The full set of lines below has to be duplicated exactly, with no picture kept.
-- Extracted records follows --
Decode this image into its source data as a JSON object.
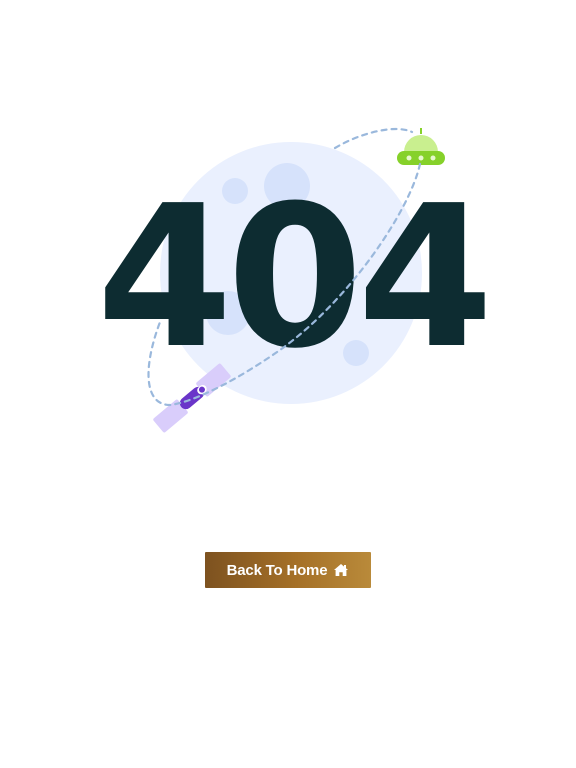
{
  "error": {
    "code": "404"
  },
  "actions": {
    "back_home_label": "Back To Home",
    "back_home_icon": "home-icon"
  },
  "colors": {
    "digits": "#0d2c31",
    "moon": "#eaf0fe",
    "craters": "#d6e2fb",
    "orbit": "#9ab8dc",
    "ufo_dome": "#c9ef8f",
    "ufo_body": "#86d12a",
    "satellite_panel": "#d9cdfb",
    "satellite_body": "#6a35c9",
    "button_start": "#7d5220",
    "button_end": "#b98a3a"
  }
}
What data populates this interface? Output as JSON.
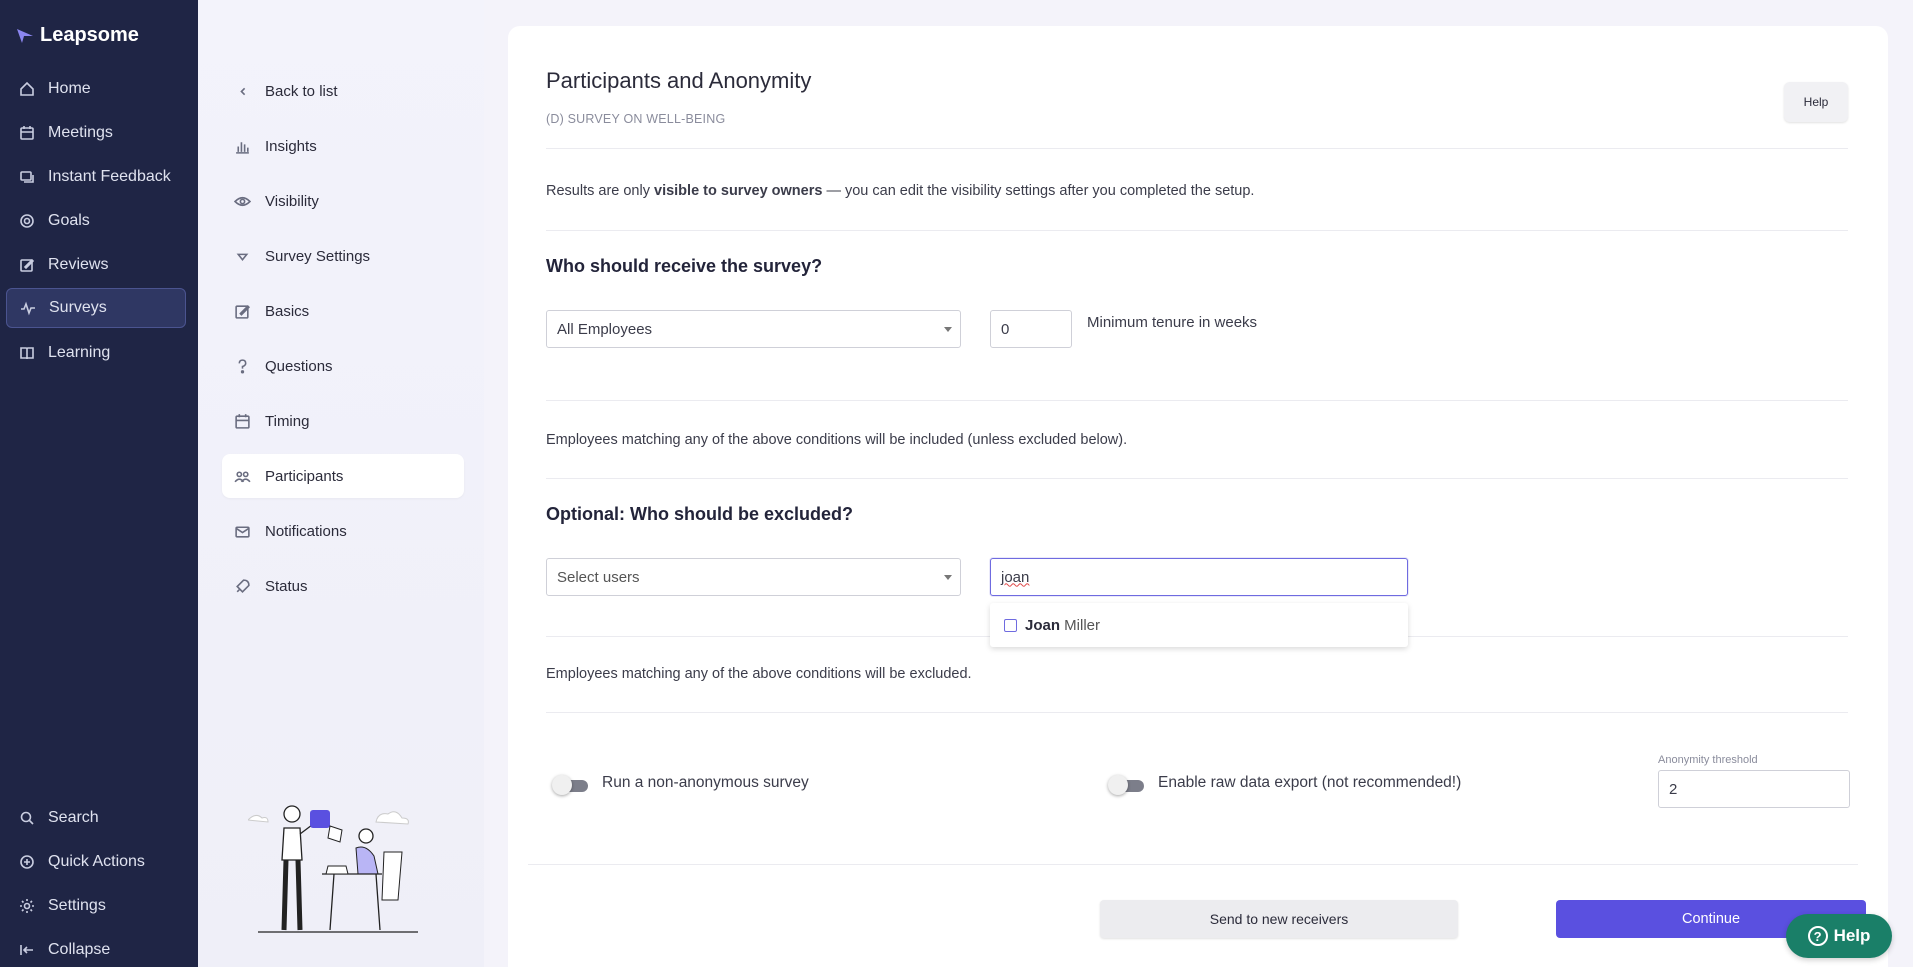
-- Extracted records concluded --
### Expected answer:
Decode this image into its source data as a JSON object.
{
  "error": {
    "code": "404"
  },
  "actions": {
    "back_home_label": "Back To Home",
    "back_home_icon": "home-icon"
  },
  "colors": {
    "digits": "#0d2c31",
    "moon": "#eaf0fe",
    "craters": "#d6e2fb",
    "orbit": "#9ab8dc",
    "ufo_dome": "#c9ef8f",
    "ufo_body": "#86d12a",
    "satellite_panel": "#d9cdfb",
    "satellite_body": "#6a35c9",
    "button_start": "#7d5220",
    "button_end": "#b98a3a"
  }
}
What data populates this interface? Output as JSON.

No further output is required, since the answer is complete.